Stuart McAlister, General Manager of expatriate service provider Inter Relocation Kft, who has been in the relocation business for several years, said that unless they have a good friend's trusted family lawyer, foreigners coming to Hungary should opt to hire a solicitor from a trusted international law firm, which deals the residential real estate business.
This may cost a few tens of thousands of forints more, but it is definitely worth it when purchasing a residential property worth tens or hundreds of millions of forints.
It is customary in Hungary to pay a legal fee of between 1-3% of the property price to the law firm, but again it all depends on the agreement laid down in the contracts.
"Any foreigner coming to Budapest would most likely purchase residential real estate in one of two ways, either as a corporate entity or as a private individual," McAlister said.

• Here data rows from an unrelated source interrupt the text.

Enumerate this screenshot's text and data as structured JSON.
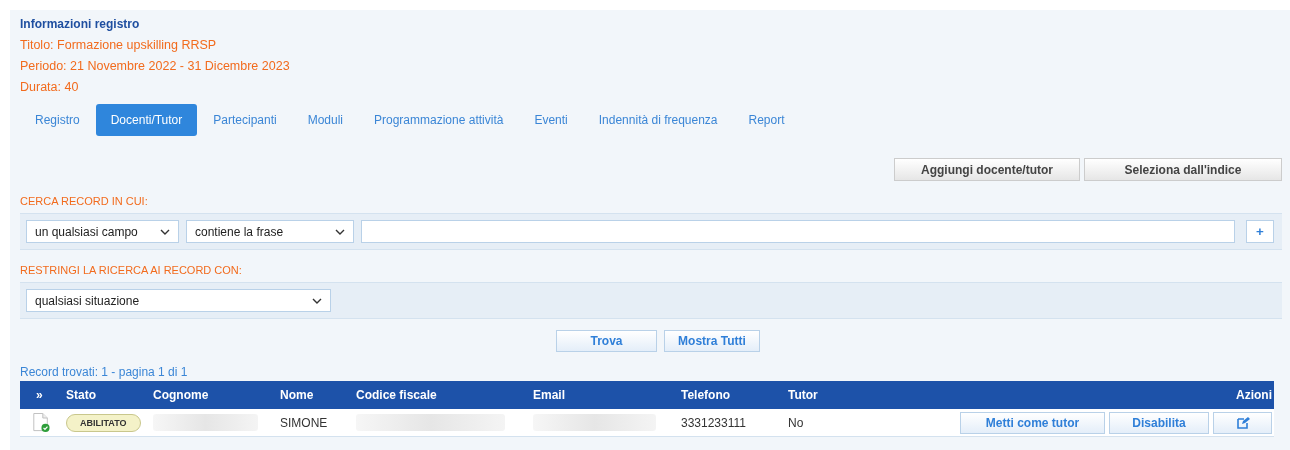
{
  "info": {
    "heading": "Informazioni registro",
    "lines": [
      "Titolo: Formazione upskilling RRSP",
      "Periodo: 21 Novembre 2022 - 31 Dicembre 2023",
      "Durata: 40"
    ]
  },
  "tabs": [
    {
      "label": "Registro",
      "selected": false
    },
    {
      "label": "Docenti/Tutor",
      "selected": true
    },
    {
      "label": "Partecipanti",
      "selected": false
    },
    {
      "label": "Moduli",
      "selected": false
    },
    {
      "label": "Programmazione attività",
      "selected": false
    },
    {
      "label": "Eventi",
      "selected": false
    },
    {
      "label": "Indennità di frequenza",
      "selected": false
    },
    {
      "label": "Report",
      "selected": false
    }
  ],
  "top_buttons": [
    "Aggiungi docente/tutor",
    "Seleziona dall'indice"
  ],
  "search": {
    "label": "CERCA RECORD IN CUI:",
    "field_select": "un qualsiasi campo",
    "operator_select": "contiene la frase",
    "add_button": "+"
  },
  "restrict": {
    "label": "RESTRINGI LA RICERCA AI RECORD CON:",
    "select": "qualsiasi situazione"
  },
  "search_buttons": [
    "Trova",
    "Mostra Tutti"
  ],
  "results_summary": "Record trovati: 1 - pagina 1 di 1",
  "table": {
    "columns": [
      "»",
      "Stato",
      "Cognome",
      "Nome",
      "Codice fiscale",
      "Email",
      "Telefono",
      "Tutor",
      "Azioni"
    ],
    "rows": [
      {
        "status": "ABILITATO",
        "cognome": {
          "redacted": true
        },
        "nome": "SIMONE",
        "codice_fiscale": {
          "redacted": true
        },
        "email": {
          "redacted": true
        },
        "telefono": "3331233111",
        "tutor": "No",
        "actions": [
          "Metti come tutor",
          "Disabilita"
        ]
      }
    ]
  }
}
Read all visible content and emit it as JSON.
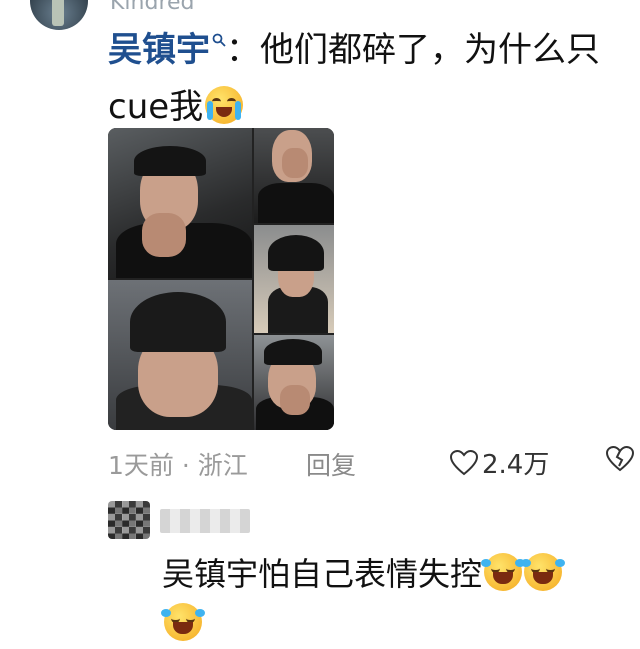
{
  "top_comment": {
    "author_partial": "Kindred",
    "mention": "吴镇宇",
    "text": "：他们都碎了，为什么只cue我",
    "emoji": "loudly-crying-face-icon"
  },
  "meta": {
    "time_location": "1天前 · 浙江",
    "reply_label": "回复",
    "like_count": "2.4万"
  },
  "reply": {
    "text": "吴镇宇怕自己表情失控",
    "emojis": [
      "rolling-on-floor-laughing-icon",
      "rolling-on-floor-laughing-icon",
      "rolling-on-floor-laughing-icon"
    ]
  },
  "colors": {
    "mention": "#1f4f8f",
    "meta": "#9a9a9a"
  }
}
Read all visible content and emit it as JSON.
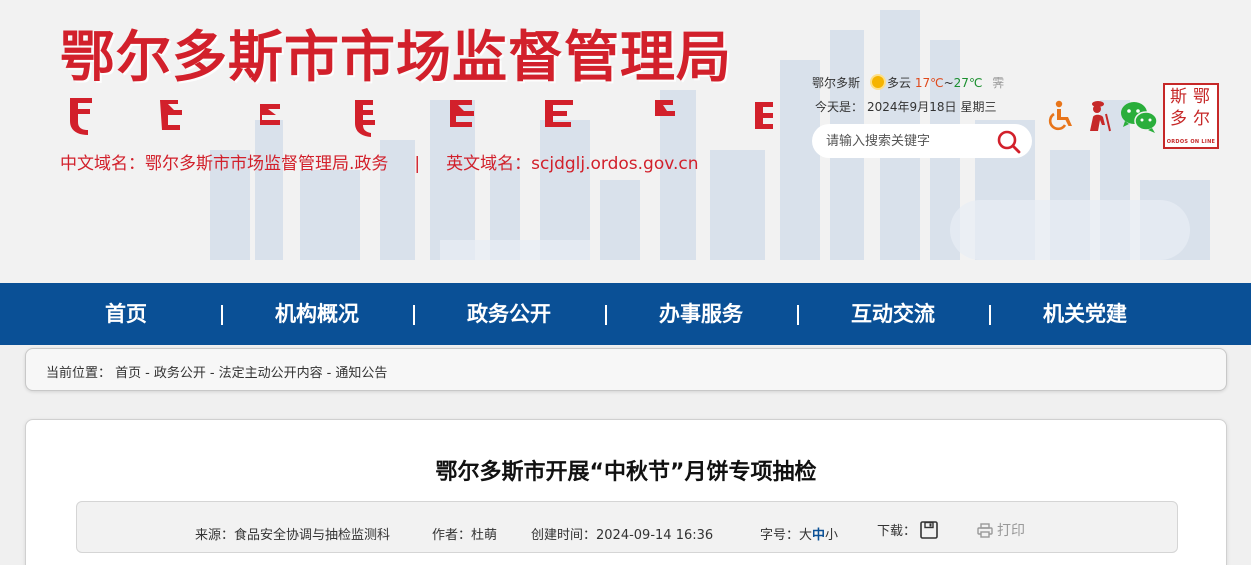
{
  "header": {
    "title": "鄂尔多斯市市场监督管理局",
    "cn_domain_label": "中文域名：",
    "cn_domain": "鄂尔多斯市市场监督管理局.政务",
    "separator": "|",
    "en_domain_label": "英文域名：",
    "en_domain": "scjdglj.ordos.gov.cn"
  },
  "weather": {
    "city": "鄂尔多斯",
    "condition": "多云",
    "low": "17℃",
    "tilde": "~",
    "high": "27℃",
    "trail": "霁",
    "icon": "sun-cloud-icon"
  },
  "date": {
    "prefix": "今天是：",
    "date": "2024年9月18日",
    "weekday": "星期三"
  },
  "search": {
    "placeholder": "请输入搜索关键字",
    "icon": "search-icon"
  },
  "logo": {
    "chars": [
      "鄂",
      "尔",
      "多",
      "斯"
    ],
    "en": "ORDOS ON LINE"
  },
  "nav": {
    "items": [
      {
        "label": "首页"
      },
      {
        "label": "机构概况"
      },
      {
        "label": "政务公开"
      },
      {
        "label": "办事服务"
      },
      {
        "label": "互动交流"
      },
      {
        "label": "机关党建"
      }
    ]
  },
  "breadcrumb": {
    "label": "当前位置：",
    "items": [
      "首页",
      "政务公开",
      "法定主动公开内容",
      "通知公告"
    ],
    "separator": "-"
  },
  "article": {
    "title": "鄂尔多斯市开展“中秋节”月饼专项抽检",
    "source_label": "来源：",
    "source": "食品安全协调与抽检监测科",
    "author_label": "作者：",
    "author": "杜萌",
    "created_label": "创建时间：",
    "created": "2024-09-14 16:36",
    "fontsize_label": "字号：",
    "fontsize_large": "大",
    "fontsize_medium": "中",
    "fontsize_small": "小",
    "download_label": "下载：",
    "print_label": "打印"
  },
  "colors": {
    "brand_red": "#d2202b",
    "nav_blue": "#0a5096"
  }
}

However he observed that purchasing property as a private individual would mean battling through a lot more red tape than for a corporate client.
Nevertheless all apartments, houses and other forms of residential real estate must .rst win a permit from the local municipality or self-government and in the case of Budapest the process must also pass the Közigazgatási Hivatal (Public Administration Office) for a permit.
He added, "For a corporate entity to buy residential real estate, it would need to set up a company, of which the simplest form is a Betétitársaság, better know simply as a Bt, and which can be set up with a few thousand forints as founding capital." McAlister said that for private clients any purchase should start with a preliminary contract reviewed by a lawyer the person trusts. In no way should they agree to any strongly recommended lawyer or legal representative of the other party if they do not feel comfortable with it.
Generally the lawyer is hired by the purchasing party and not the selling party.
However both parties may have their own legal representatives, which is natural in the case of very valuable residential real estate properties.
A deposit, if required, should also be placed in the custody of the lawyer.
McAlister explained that it is the lawyer's job (if agreed on) to run after the documents and inquire a t the property registration office and other required bureaus to check on ownership certificates and debts or loans on such properties. It is also very important to determine the exact ownership of the property.
In the case of corporate-owned residential property up for sale, the lawyer should pin-point the exact name of the company owning the property, the executives and their authorized signatories.
If need be, the company should call an exceptional general meeting to determine the exact details of the ownership of the property. In the case of a private buyer and a private owner, the details of ownership are, at least in theory, more black and white on paper.
The land registration office, which registers all properties in Hungary, must have the appendixes of all latest happenings connected to the residential property fixed on a side bar on the registration sheet.
All owners, tax agency rulings, mortgage bank loans etc should be visible on these registration certificates.
Once a property has changed ownership and is legally transferred from the seller to the buyer, the buyer must pay an additional transaction registration fee of between 4-6% of the purchase price.
Naturally, in the case of a corporate client, this is somewhat less.
However corporate clients who set up a business just to buy residential real estate must calculate with the fact that they will be entitled to pay taxes, maintain accountancy and other corporate activities that come with such a purchase.
If they want to sell the property later they will first have to convert the property (fixed asset) back into money (liquid asset) which is put back into the company and only then will they be able to close the company.